**WHAT THE EXERCISE ASKS:**
Reproduce every entry exactly.

══ INPUT DATA ══

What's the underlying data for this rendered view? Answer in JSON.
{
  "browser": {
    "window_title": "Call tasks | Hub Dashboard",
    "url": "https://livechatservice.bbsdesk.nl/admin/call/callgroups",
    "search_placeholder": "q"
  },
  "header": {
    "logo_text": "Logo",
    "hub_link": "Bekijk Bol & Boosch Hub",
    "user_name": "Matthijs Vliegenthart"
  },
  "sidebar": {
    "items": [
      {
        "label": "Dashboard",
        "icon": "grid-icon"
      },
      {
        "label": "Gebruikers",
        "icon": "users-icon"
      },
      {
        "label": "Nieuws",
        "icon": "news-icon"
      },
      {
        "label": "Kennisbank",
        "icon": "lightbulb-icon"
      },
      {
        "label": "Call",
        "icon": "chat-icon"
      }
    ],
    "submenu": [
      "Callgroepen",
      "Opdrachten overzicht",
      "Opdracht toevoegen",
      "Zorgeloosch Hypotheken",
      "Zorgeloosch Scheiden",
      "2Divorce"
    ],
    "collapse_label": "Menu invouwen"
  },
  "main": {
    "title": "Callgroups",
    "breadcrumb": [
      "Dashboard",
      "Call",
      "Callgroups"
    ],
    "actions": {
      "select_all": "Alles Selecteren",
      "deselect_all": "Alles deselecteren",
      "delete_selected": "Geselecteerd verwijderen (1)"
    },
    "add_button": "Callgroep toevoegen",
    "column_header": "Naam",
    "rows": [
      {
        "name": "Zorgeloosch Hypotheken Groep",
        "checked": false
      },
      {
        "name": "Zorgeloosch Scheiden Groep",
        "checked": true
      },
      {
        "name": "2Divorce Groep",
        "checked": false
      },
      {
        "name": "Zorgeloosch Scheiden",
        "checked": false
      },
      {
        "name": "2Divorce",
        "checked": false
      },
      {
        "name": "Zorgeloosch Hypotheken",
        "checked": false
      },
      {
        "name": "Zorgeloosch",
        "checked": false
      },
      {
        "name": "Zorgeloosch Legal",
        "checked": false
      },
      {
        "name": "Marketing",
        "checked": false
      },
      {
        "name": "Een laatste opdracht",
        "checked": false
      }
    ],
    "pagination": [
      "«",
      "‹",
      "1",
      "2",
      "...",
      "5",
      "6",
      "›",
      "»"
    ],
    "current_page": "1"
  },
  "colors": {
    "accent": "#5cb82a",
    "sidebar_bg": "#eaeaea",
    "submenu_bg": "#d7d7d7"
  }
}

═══

**REPLY:**
What's the underlying data for this rendered view? Answer in JSON.
{
  "browser": {
    "window_title": "Call tasks | Hub Dashboard",
    "url": "https://livechatservice.bbsdesk.nl/admin/call/callgroups",
    "search_placeholder": "q"
  },
  "header": {
    "logo_text": "Logo",
    "hub_link": "Bekijk Bol & Boosch Hub",
    "user_name": "Matthijs Vliegenthart"
  },
  "sidebar": {
    "items": [
      {
        "label": "Dashboard",
        "icon": "grid-icon"
      },
      {
        "label": "Gebruikers",
        "icon": "users-icon"
      },
      {
        "label": "Nieuws",
        "icon": "news-icon"
      },
      {
        "label": "Kennisbank",
        "icon": "lightbulb-icon"
      },
      {
        "label": "Call",
        "icon": "chat-icon"
      }
    ],
    "submenu": [
      "Callgroepen",
      "Opdrachten overzicht",
      "Opdracht toevoegen",
      "Zorgeloosch Hypotheken",
      "Zorgeloosch Scheiden",
      "2Divorce"
    ],
    "collapse_label": "Menu invouwen"
  },
  "main": {
    "title": "Callgroups",
    "breadcrumb": [
      "Dashboard",
      "Call",
      "Callgroups"
    ],
    "actions": {
      "select_all": "Alles Selecteren",
      "deselect_all": "Alles deselecteren",
      "delete_selected": "Geselecteerd verwijderen (1)"
    },
    "add_button": "Callgroep toevoegen",
    "column_header": "Naam",
    "rows": [
      {
        "name": "Zorgeloosch Hypotheken Groep",
        "checked": false
      },
      {
        "name": "Zorgeloosch Scheiden Groep",
        "checked": true
      },
      {
        "name": "2Divorce Groep",
        "checked": false
      },
      {
        "name": "Zorgeloosch Scheiden",
        "checked": false
      },
      {
        "name": "2Divorce",
        "checked": false
      },
      {
        "name": "Zorgeloosch Hypotheken",
        "checked": false
      },
      {
        "name": "Zorgeloosch",
        "checked": false
      },
      {
        "name": "Zorgeloosch Legal",
        "checked": false
      },
      {
        "name": "Marketing",
        "checked": false
      },
      {
        "name": "Een laatste opdracht",
        "checked": false
      }
    ],
    "pagination": [
      "«",
      "‹",
      "1",
      "2",
      "...",
      "5",
      "6",
      "›",
      "»"
    ],
    "current_page": "1"
  },
  "colors": {
    "accent": "#5cb82a",
    "sidebar_bg": "#eaeaea",
    "submenu_bg": "#d7d7d7"
  }
}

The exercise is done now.